## RECORDED DATA:
'''
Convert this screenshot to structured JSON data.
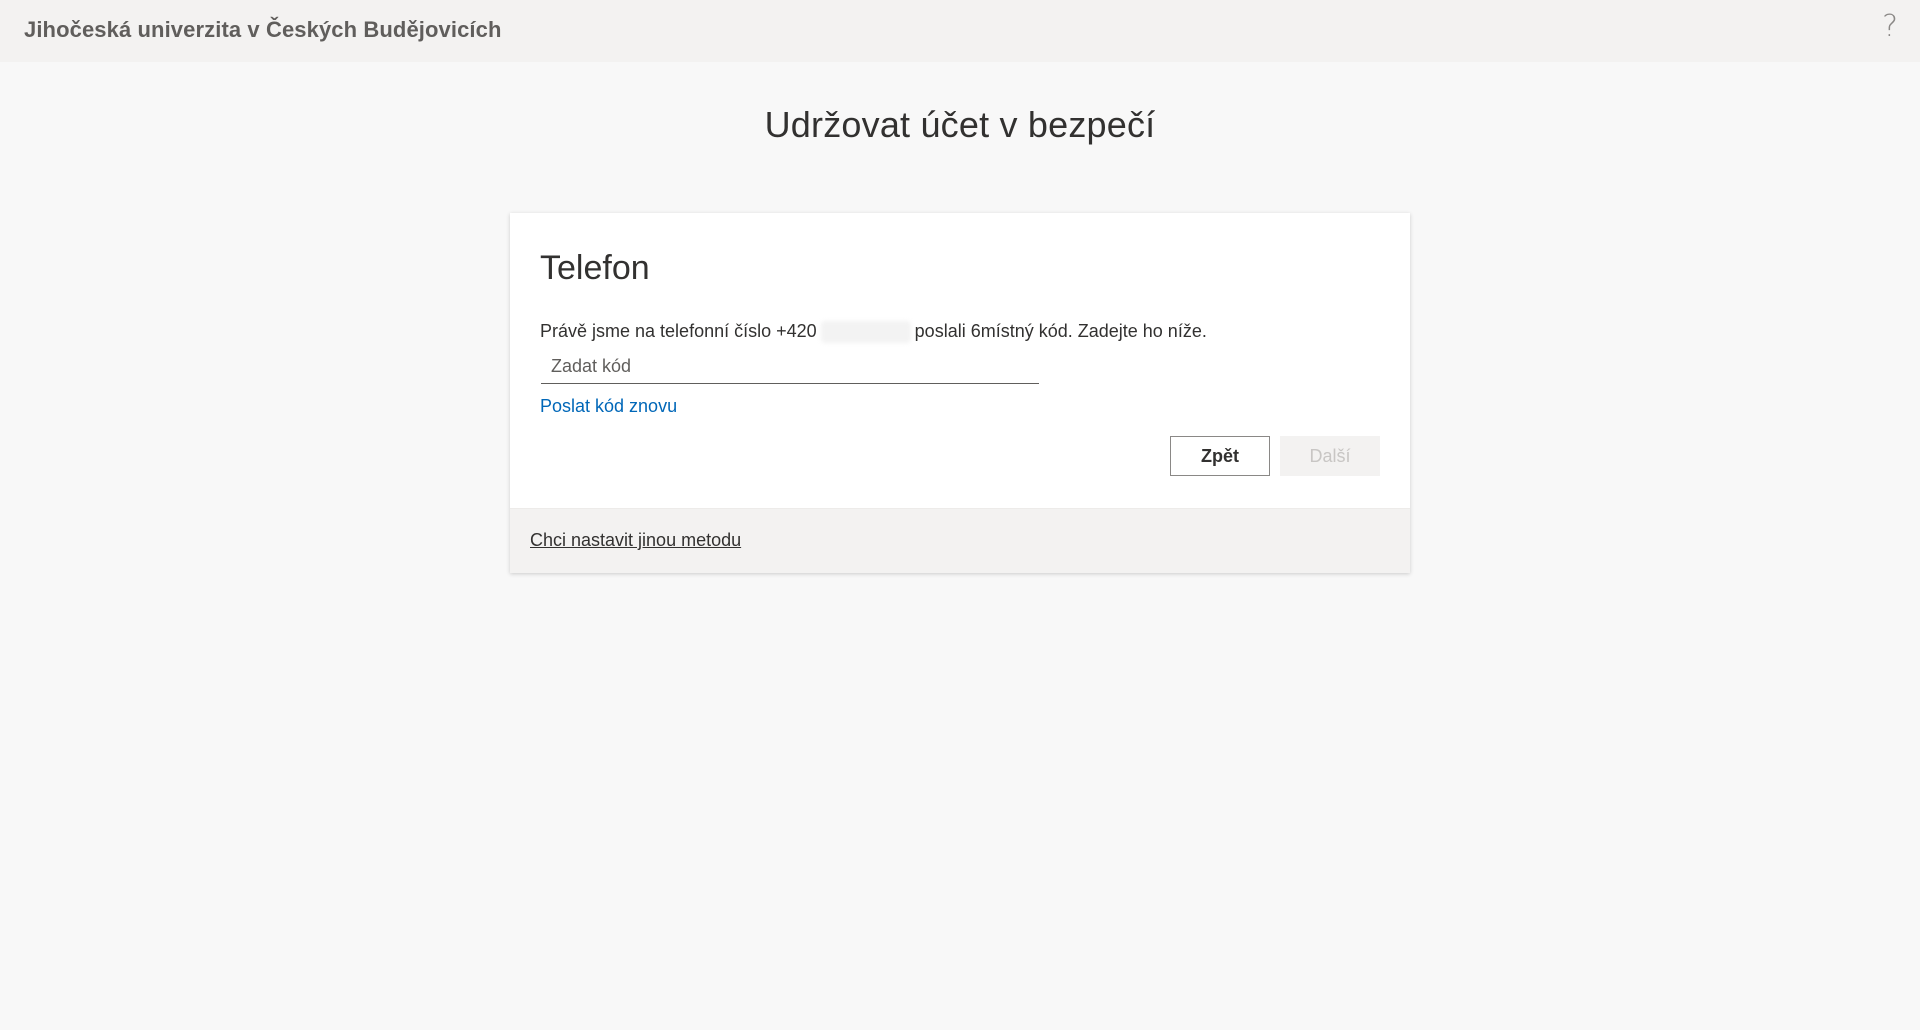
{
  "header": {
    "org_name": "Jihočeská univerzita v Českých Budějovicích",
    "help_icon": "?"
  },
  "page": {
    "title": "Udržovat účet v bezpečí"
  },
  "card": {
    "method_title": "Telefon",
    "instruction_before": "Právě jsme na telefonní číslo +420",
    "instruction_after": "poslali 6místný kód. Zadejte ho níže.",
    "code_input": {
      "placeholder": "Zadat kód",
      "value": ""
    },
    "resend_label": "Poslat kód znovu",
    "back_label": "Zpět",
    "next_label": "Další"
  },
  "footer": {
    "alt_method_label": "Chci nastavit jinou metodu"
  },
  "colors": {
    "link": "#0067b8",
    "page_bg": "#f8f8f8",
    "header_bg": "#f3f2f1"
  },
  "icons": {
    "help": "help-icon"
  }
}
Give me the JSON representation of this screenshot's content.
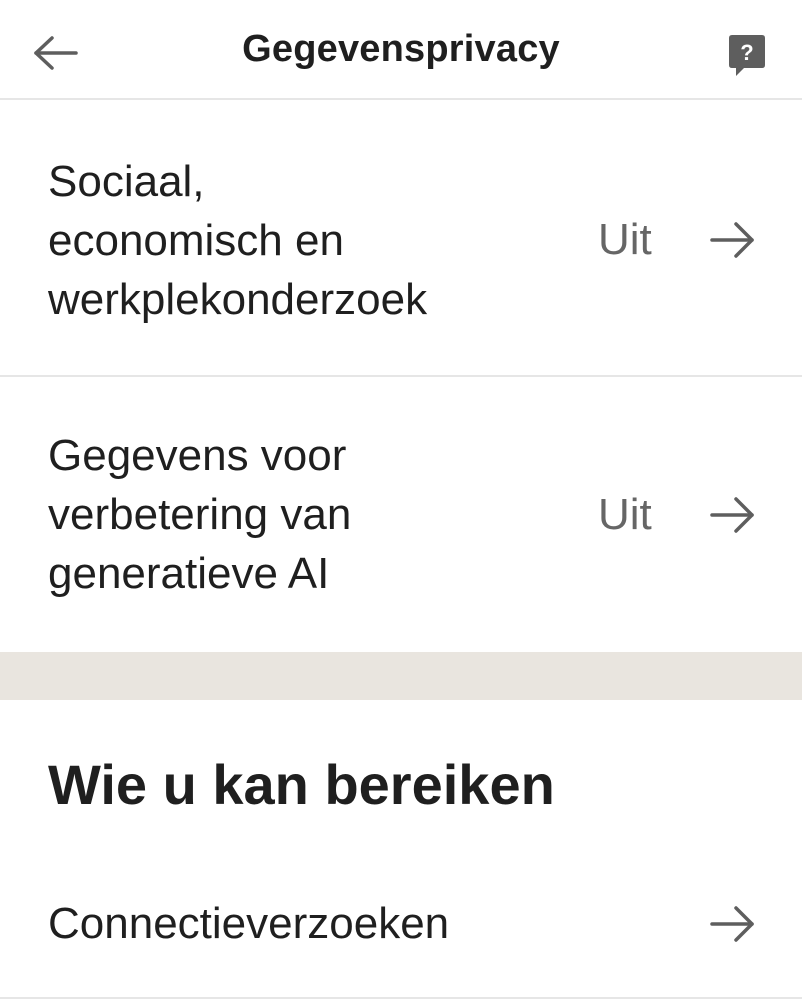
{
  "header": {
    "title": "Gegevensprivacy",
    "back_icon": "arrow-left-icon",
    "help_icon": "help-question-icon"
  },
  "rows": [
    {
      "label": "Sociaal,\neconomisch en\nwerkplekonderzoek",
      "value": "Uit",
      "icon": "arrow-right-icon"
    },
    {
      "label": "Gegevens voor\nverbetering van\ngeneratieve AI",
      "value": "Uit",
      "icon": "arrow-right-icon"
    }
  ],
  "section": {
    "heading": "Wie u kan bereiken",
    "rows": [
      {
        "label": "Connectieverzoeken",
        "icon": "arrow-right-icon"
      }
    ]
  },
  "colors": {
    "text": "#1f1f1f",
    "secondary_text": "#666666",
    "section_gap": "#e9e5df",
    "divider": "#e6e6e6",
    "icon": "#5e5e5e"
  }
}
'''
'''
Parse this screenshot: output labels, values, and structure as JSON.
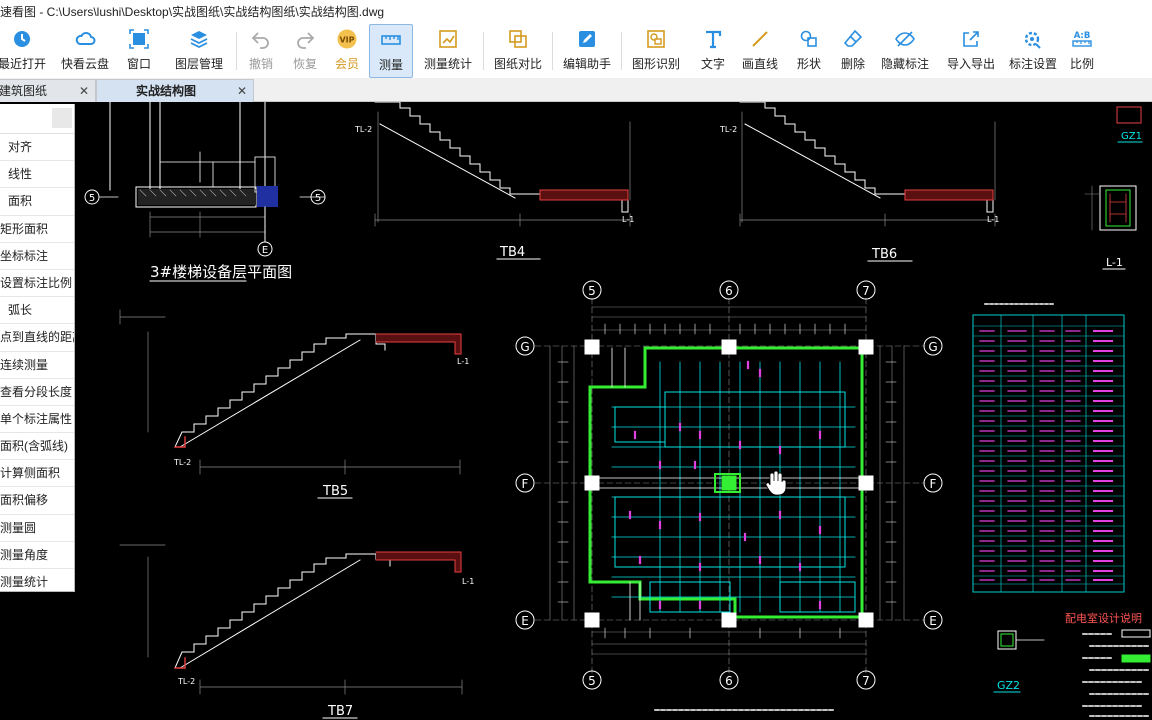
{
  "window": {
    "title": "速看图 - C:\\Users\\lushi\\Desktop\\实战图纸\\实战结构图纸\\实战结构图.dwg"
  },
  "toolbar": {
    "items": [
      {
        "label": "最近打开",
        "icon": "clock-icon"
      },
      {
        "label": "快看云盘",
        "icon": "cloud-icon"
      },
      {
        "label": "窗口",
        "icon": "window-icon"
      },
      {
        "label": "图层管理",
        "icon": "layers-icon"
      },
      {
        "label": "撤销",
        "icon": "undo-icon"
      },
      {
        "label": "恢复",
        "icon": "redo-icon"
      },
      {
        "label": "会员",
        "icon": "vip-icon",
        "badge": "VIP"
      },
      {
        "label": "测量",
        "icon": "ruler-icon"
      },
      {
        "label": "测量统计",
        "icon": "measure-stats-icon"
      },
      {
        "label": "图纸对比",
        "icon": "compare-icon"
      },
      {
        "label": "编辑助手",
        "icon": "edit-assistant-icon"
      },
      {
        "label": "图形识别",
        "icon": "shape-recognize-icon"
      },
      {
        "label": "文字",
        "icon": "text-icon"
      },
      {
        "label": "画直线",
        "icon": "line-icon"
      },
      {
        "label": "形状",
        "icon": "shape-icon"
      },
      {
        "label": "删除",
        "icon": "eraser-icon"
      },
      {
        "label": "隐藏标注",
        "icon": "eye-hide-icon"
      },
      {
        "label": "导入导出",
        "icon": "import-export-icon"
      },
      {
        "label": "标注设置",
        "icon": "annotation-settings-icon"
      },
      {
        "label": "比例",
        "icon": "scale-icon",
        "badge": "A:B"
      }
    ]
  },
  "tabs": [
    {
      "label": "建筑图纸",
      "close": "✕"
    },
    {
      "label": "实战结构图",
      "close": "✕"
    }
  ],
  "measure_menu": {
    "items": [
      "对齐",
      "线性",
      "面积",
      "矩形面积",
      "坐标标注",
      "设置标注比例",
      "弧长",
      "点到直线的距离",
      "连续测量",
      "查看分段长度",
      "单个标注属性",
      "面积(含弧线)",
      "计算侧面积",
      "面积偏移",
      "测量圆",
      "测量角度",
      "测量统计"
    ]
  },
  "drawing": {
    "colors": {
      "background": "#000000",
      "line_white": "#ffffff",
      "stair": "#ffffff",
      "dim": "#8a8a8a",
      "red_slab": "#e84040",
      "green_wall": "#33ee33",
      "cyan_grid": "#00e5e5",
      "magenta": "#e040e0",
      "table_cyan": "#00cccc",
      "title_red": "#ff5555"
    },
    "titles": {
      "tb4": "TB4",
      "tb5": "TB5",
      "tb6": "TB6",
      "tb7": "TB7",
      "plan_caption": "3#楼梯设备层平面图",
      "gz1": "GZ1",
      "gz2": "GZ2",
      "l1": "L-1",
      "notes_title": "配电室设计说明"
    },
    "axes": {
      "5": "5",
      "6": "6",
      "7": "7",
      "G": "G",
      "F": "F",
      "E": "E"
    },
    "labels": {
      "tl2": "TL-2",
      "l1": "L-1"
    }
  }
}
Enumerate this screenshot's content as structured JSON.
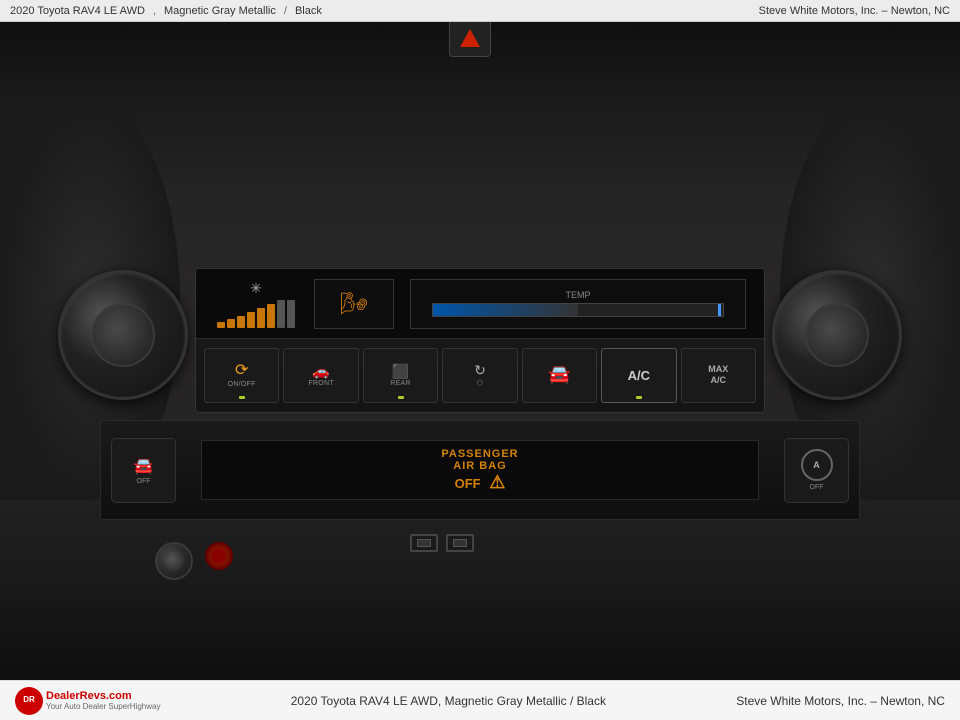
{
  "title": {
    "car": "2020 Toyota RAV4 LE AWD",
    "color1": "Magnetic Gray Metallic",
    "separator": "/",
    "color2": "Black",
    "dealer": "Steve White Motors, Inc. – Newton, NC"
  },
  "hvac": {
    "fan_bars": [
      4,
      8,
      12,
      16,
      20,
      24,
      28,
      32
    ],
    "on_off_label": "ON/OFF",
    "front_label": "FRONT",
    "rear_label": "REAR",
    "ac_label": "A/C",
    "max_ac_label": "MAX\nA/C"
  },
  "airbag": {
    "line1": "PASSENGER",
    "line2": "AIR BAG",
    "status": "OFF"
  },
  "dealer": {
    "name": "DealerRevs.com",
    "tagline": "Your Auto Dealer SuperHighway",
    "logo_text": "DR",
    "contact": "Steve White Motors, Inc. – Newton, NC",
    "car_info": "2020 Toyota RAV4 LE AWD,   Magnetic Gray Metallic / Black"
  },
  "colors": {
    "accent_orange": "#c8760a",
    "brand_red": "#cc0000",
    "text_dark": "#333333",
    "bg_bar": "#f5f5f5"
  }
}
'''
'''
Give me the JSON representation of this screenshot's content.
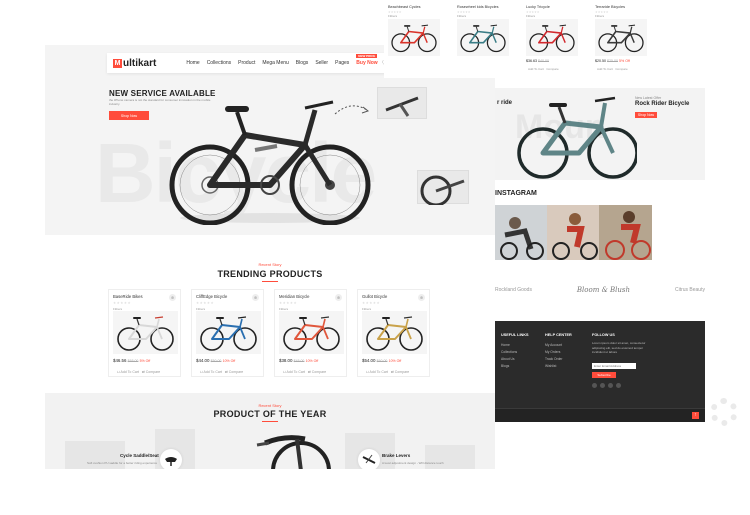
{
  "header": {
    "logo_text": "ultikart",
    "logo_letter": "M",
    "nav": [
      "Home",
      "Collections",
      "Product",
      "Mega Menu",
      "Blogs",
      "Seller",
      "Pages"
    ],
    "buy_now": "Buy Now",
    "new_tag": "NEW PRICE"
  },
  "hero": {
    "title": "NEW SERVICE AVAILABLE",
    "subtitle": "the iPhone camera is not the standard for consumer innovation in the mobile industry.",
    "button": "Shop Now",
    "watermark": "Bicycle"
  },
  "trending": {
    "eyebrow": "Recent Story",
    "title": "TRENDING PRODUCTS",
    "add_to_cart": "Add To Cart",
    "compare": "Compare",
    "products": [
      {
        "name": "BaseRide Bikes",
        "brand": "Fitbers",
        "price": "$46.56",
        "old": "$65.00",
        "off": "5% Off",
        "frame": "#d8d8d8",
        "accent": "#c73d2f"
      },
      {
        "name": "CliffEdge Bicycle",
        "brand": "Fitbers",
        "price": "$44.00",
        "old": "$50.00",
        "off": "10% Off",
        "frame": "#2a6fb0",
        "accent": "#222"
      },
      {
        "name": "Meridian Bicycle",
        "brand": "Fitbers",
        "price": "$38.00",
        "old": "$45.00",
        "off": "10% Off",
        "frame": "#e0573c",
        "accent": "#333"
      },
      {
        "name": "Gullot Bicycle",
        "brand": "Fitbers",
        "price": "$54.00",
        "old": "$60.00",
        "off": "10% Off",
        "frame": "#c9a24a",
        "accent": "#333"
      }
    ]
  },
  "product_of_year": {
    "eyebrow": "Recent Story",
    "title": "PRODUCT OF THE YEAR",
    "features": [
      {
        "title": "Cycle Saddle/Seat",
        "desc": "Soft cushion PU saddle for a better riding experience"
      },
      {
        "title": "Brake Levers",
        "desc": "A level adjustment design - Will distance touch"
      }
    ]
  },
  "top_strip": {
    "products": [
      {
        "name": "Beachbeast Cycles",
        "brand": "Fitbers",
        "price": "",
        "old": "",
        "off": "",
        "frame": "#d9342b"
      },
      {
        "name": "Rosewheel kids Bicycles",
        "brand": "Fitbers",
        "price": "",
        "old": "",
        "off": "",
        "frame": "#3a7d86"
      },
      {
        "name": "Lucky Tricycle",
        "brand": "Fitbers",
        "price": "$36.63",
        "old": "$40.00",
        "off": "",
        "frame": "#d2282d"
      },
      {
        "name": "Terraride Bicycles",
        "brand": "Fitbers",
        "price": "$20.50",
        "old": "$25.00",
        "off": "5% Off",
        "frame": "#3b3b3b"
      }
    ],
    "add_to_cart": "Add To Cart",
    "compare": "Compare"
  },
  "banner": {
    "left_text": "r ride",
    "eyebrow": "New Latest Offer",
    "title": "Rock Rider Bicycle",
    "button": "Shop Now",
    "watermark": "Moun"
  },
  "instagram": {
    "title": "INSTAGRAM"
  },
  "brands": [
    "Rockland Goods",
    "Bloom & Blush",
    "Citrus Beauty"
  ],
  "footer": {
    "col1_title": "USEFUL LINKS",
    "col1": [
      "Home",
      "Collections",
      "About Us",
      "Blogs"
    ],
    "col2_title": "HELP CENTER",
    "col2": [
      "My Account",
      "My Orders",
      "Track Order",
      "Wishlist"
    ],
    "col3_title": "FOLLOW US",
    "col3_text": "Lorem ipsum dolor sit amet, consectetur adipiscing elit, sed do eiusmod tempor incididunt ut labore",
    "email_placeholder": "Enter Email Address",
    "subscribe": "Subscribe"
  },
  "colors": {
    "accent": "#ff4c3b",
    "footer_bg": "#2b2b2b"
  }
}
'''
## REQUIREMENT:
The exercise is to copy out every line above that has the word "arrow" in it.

## FINISHED TASK:
    "back_icon": "arrow-left-icon",
      "icon": "arrow-right-icon"
      "icon": "arrow-right-icon"
        "icon": "arrow-right-icon"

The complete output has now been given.